The propaganda used in Starship Troopers, which is similar to that used in Robocop, is insanely relevant to the misinformation/”fake news” mentality of recent years in America and worldwide. The manipulation of facts and events to advance a one-sided agenda, presented through cleverly staged advertisements, reflect an exaggerated Facebook auto-play video that you can find on just about anyone's current timeline. The attempt is to other the so-called “enemy,” a continued perpetuation of violence against the seemingly horrible and evil looking face of those who are not like us. Outside of the propaganda itself, are the actions it attempts to rationalize and glorify, going so far as to defend specific measures we as human beings have learned to be unjust and immoral from past incidents throughout history, such as sending premature soldiers into battles they don't fully understand, falsifying information for national morale, using torture as a means to an end and genocide masked as virtuous conquest for the greater (our) good. Even the idea of communication is laid on the slab, as the intellectuals and scientists who dissect the bodies and minds of our enemy do so in order to find weaknesses in order to exploit them for gain, rather than to understand a path to peace or finding common ground.

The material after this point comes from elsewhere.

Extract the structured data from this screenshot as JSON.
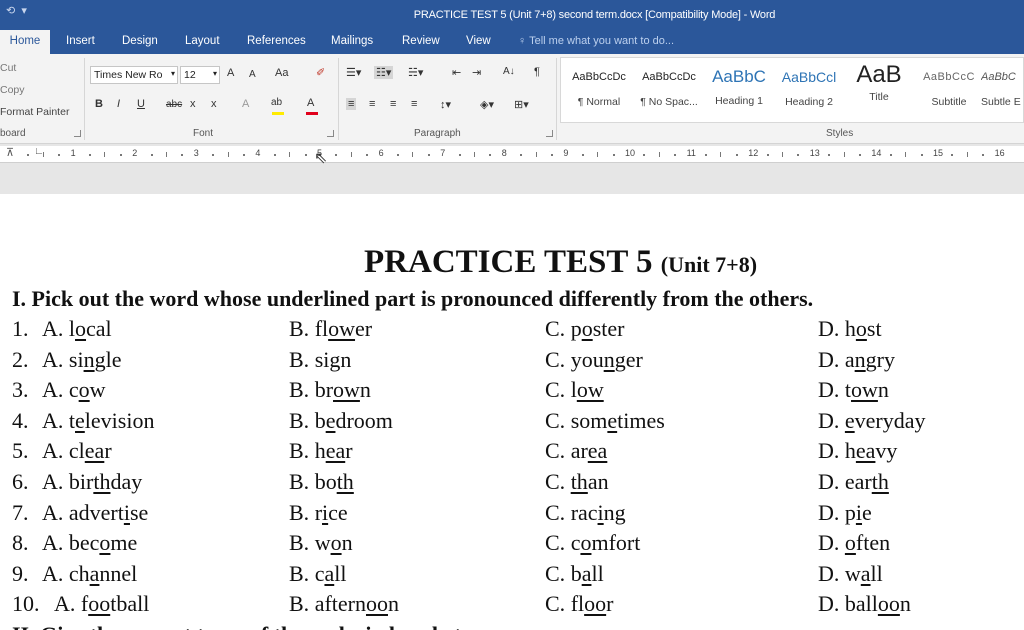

Starship Troopers boldly presents a world where we are initially thrust unwillingly and unknowingly into the mindset of the bad guys, (the bad guys who think they are the heroes). If you need any evidence of this, just look at the casting of classic ‘80's bad guys, Michael Ironside and Clancy Brown, as generational heroes and teachers of this reality. It is an unfortunately close-to-home hit, as recent events have showed us that those in power are very determined to divide us both morally and ethically. Morals and ethics come from experience and our view of the world, and when our view of the world is controlled by what we read, what we see, whom we love and how we live, there are many variables to be toyed with to achieve a proper end. The film begs the question, (wrapped in an action-filled spectacle of popcorn entertainment), “Am I the hero of the story, or am I just the hero of my story?” We all believe ourselves to be the protagonist of reality, quite simply, because we have no other basis for comparison when it comes to experience and self-reflection. But if we could just try to understand each other on a slightly deeper level, and really listen to each other instead of waiting for our own turn to speak, we might fully comprehend that manipulation is a real thing. People in power are the one's who have immediate, easy access to use it without fear of consequence. Then we might just take one small step in the opposite direction from this possible future. And I personally would love to take that U-turn for ages.


Mike Burdge

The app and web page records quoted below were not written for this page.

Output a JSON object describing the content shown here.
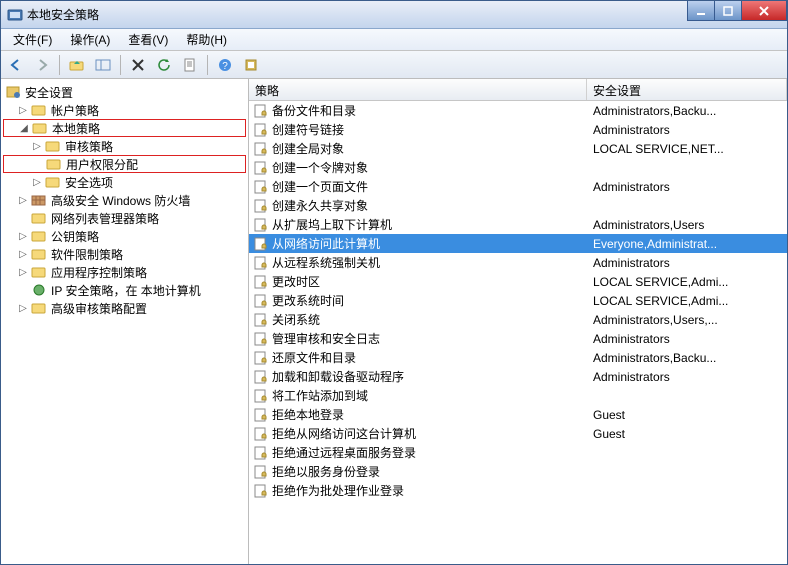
{
  "window": {
    "title": "本地安全策略"
  },
  "menu": {
    "file": "文件(F)",
    "action": "操作(A)",
    "view": "查看(V)",
    "help": "帮助(H)"
  },
  "tree": {
    "root": "安全设置",
    "account_policies": "帐户策略",
    "local_policies": "本地策略",
    "audit_policy": "审核策略",
    "user_rights": "用户权限分配",
    "security_options": "安全选项",
    "advanced_firewall": "高级安全 Windows 防火墙",
    "nlm_policies": "网络列表管理器策略",
    "pubkey_policies": "公钥策略",
    "software_restriction": "软件限制策略",
    "app_control": "应用程序控制策略",
    "ipsec": "IP 安全策略，在 本地计算机",
    "advanced_audit": "高级审核策略配置"
  },
  "list": {
    "col_policy": "策略",
    "col_setting": "安全设置",
    "rows": [
      {
        "p": "备份文件和目录",
        "s": "Administrators,Backu..."
      },
      {
        "p": "创建符号链接",
        "s": "Administrators"
      },
      {
        "p": "创建全局对象",
        "s": "LOCAL SERVICE,NET..."
      },
      {
        "p": "创建一个令牌对象",
        "s": ""
      },
      {
        "p": "创建一个页面文件",
        "s": "Administrators"
      },
      {
        "p": "创建永久共享对象",
        "s": ""
      },
      {
        "p": "从扩展坞上取下计算机",
        "s": "Administrators,Users"
      },
      {
        "p": "从网络访问此计算机",
        "s": "Everyone,Administrat...",
        "sel": true
      },
      {
        "p": "从远程系统强制关机",
        "s": "Administrators"
      },
      {
        "p": "更改时区",
        "s": "LOCAL SERVICE,Admi..."
      },
      {
        "p": "更改系统时间",
        "s": "LOCAL SERVICE,Admi..."
      },
      {
        "p": "关闭系统",
        "s": "Administrators,Users,..."
      },
      {
        "p": "管理审核和安全日志",
        "s": "Administrators"
      },
      {
        "p": "还原文件和目录",
        "s": "Administrators,Backu..."
      },
      {
        "p": "加载和卸载设备驱动程序",
        "s": "Administrators"
      },
      {
        "p": "将工作站添加到域",
        "s": ""
      },
      {
        "p": "拒绝本地登录",
        "s": "Guest"
      },
      {
        "p": "拒绝从网络访问这台计算机",
        "s": "Guest"
      },
      {
        "p": "拒绝通过远程桌面服务登录",
        "s": ""
      },
      {
        "p": "拒绝以服务身份登录",
        "s": ""
      },
      {
        "p": "拒绝作为批处理作业登录",
        "s": ""
      }
    ]
  }
}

Founder of and programmer for Story Screen. Lover of stories and pizza in the dark. When he isn't watching movies, you can find him reading things about people watching movies. He lives in Beacon, NY with his cat who is named after Kevin Bacon's character from Friday the 13th.




bottom of page